Affluent countries in Europe and elsewhere are experiencing similarly high immigration levels, and there are fears that this may lead to the rise of right-wing political groups such as those led by France's Jean-Marie Le Pen. The so-called Western democracies face a difficult fight with their collective consciences in finding solutions to these influxes of people, without resorting to extreme xenophobic measures, and the debate will probably continue for years to come.
Sangatte stopped accepting new asylum-seekers on November 15, 2002, and the French and British governments hoped to return most to their countries of origin, although Britain took in half of those identifed by the UNHCR as genuine refugees.
Since starting to work for the Scottish Refugee Council, or SRC, in October 2002, I've learned more about the treatment of asylum-seekers in Scotland. Before January, 2003, refugees reported to the SRC offices in Glasgow and Edinburgh when they first arrived, and began their asylum claims. "New arrivals" were placed in emergency accommodation and paid a subsistence amount of £5 a day to cover their food, clothing, etc - this is not much more than the cost of a Big Mac and fries. They stay in emergency accommodation until the Home Office and NASS (National Asylum Support Service) process their applications, and decide whether they should be dispersed into the community, granted Exceptional Leave to Remain or ELR, or returned to their country of origin.
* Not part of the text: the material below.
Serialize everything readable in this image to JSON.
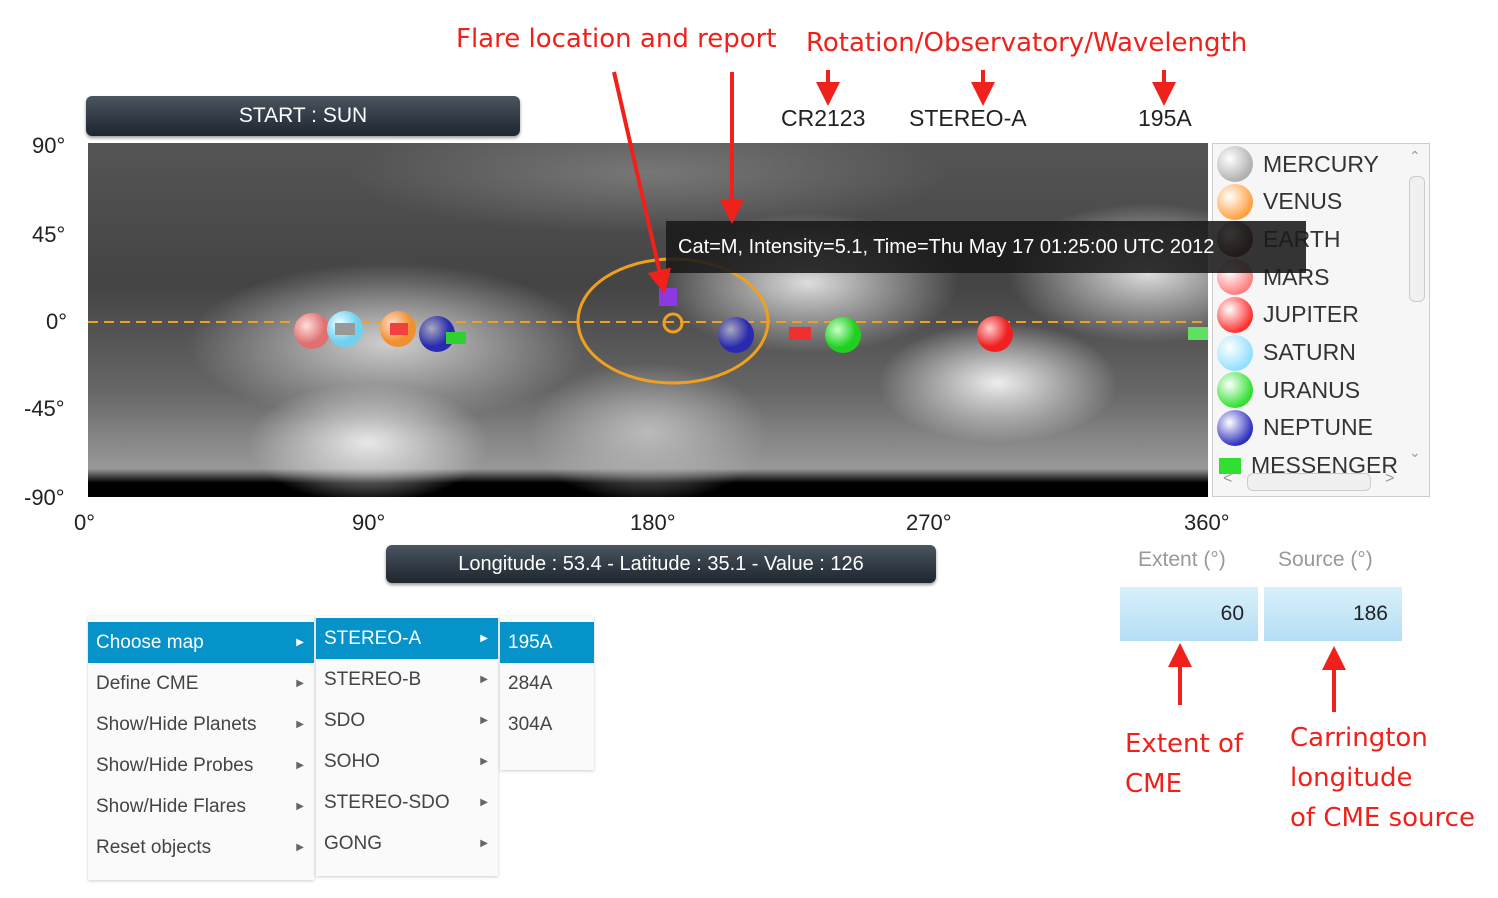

Since January, refugees have been obliged to apply for asylum at their port of entry, or have all support denied. This will lead to widespread homelessness for refugees fleeing oppression and terror. February saw a call from Tony Blair to cut asylum applications by half by September. It is not clear how this will be achieved, but David Blunkett, the home secretary, announced that asylum claims from Albania, Bulgaria, Jamaica, Macedonia, Moldova, Romania, Serbia and Montenegro would now be presumed to be unfounded as coming from so-called 'safe countries'.